The results were not only positive, they even outpaced projections. Idle Slayer ended up reaching 2.5X growth in the initial four-month period, and at the time of writing, the game’s Daily Active Users (DAU) have quadrupled since UA activities began.

It marked the start of a new chapter focused on expanding the game’s reach to a whole new audience–a global one. The fact is, Pablo built a great game, and he was simply able to leverage Yodo1’s experience and resources to boost the game, allowing it to reach its impressive potential. Not a diamond in the rough…a diamond in need of a megaphone.

The UA strategy with Idle Slayer

What this really shows is that the game was already great on its own, and success was simply a matter of reaching more people. This is such an obvious thing to say, but yet it needs to be said: It always comes down to the game, the community, and the passion of the developer. UA may not be a good fit for a game that struggles with retention. But if a game is truly fun and addictive, and keeps players coming back for more, achieving scale is well within reach.

The UA strategy with Idle Slayer aimed to branch out widely across ad networks. This wasn’t just about casting a wider net; it was about deliberately expanding the game’s presence into new GEOs, particularly finding success in Latin American markets, English-speaking countries like the United States, and even Japan.

 
UA + Organic Marketing

Over the months following Idle Slayer’s initial boost, the approach evolved to integrate organic marketing alongside UA. Collaborations with Spanish-speaking YouTubers were already in Pablo’s repertoire of marketing activities. Picking up where these left off, Sandy Smith (Game Marketing Lead) and her team developed a growth strategy spanning all social media channels and partnering with content creators on platforms like Twitch and YouTube.

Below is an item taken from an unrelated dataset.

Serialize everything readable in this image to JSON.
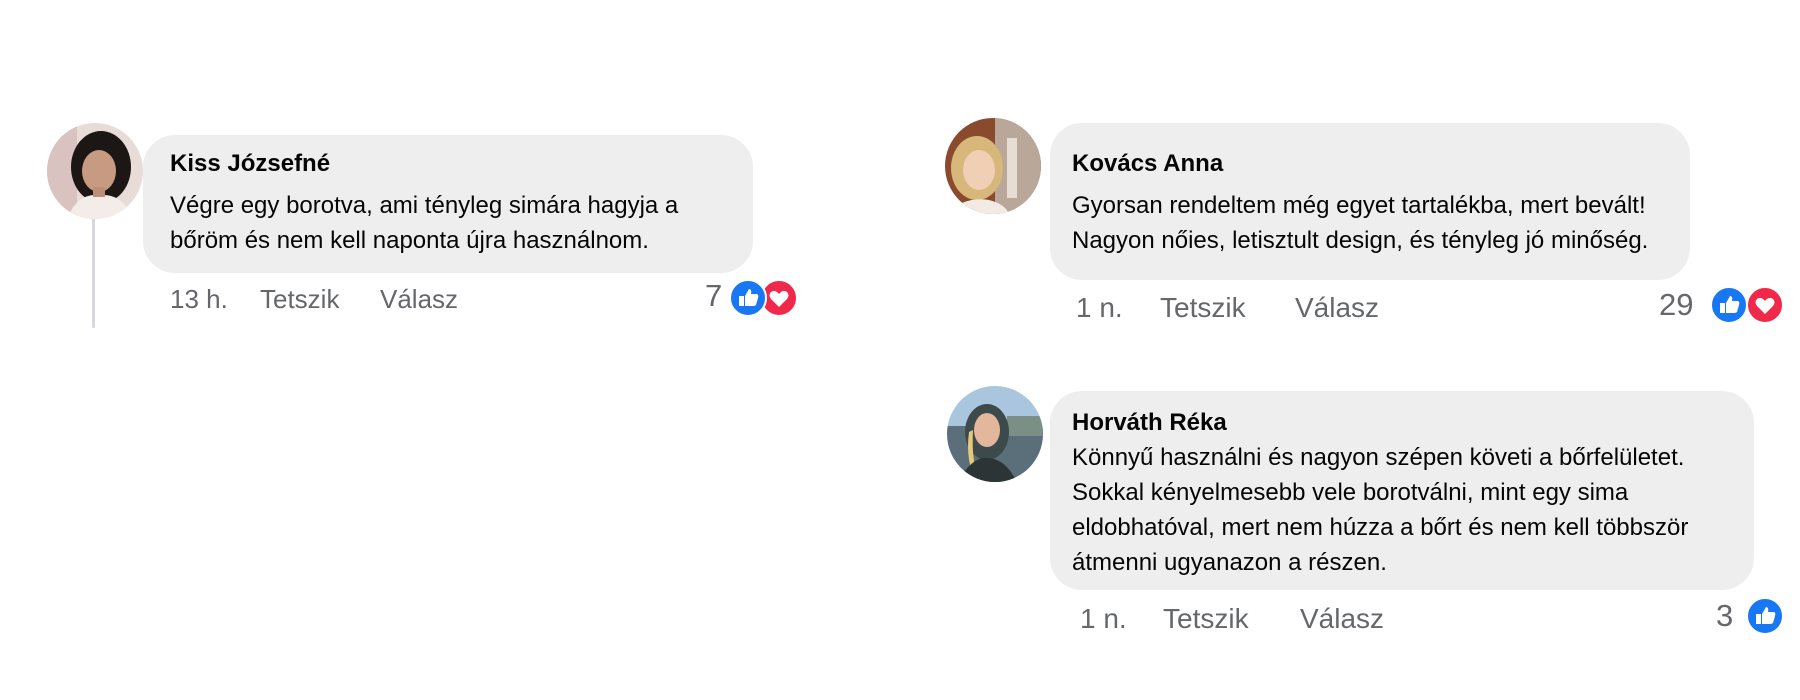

On the organic strategy, Sandy explains, “If you can gain a deep understanding of your potential players and their interests, you should be able to uncover the unique things that make your game stand out from the crowd. Then amplify them in your social creatives. In the case of Idle Slayer, the key has been an emphasis on the unique retro aesthetic. We also discovered that tagging posts with ‘#retrogaming’ significantly increased views. Who would have guessed?”

Yodo1 essentially became Pablo’s full-stack marketing team, balancing organic and paid marketing efforts to continually push overall performance. Here is where Pablo showed his capacity for big-picture thinking: creating a great game that keeps players deeply engaged is one side of the coin, but continually exploring new markets and testing new marketing strategies is also a critical aspect of long-term success. Remember, this is a one-man team developing a game, but by partnering with Yodo1 to help with everything from game growth strategies, and ad optimization, to marketing, Idle Slayer was able to hit its stride without the need to hire full-time employees. Smart.

Idle Slayer’s growth continues at an unchecked pace, ranking as high as #51 for roleplaying games in the US and Canada, with millions of downloads worldwide, and a truly global community. There’s even a dedicated wiki where players can share experiences, help each other, and give feedback (including crowdsourced translations). Onward and upward!

But what can a game like Idle Slayer do to reach a still wider audience of potential players? For a strategically-minded developer like Pablo, IP licensing seemed like the answer, leading to an exciting crossover with the classic side-scroller Shovel Knight. To learn about it, check out the next part of the story here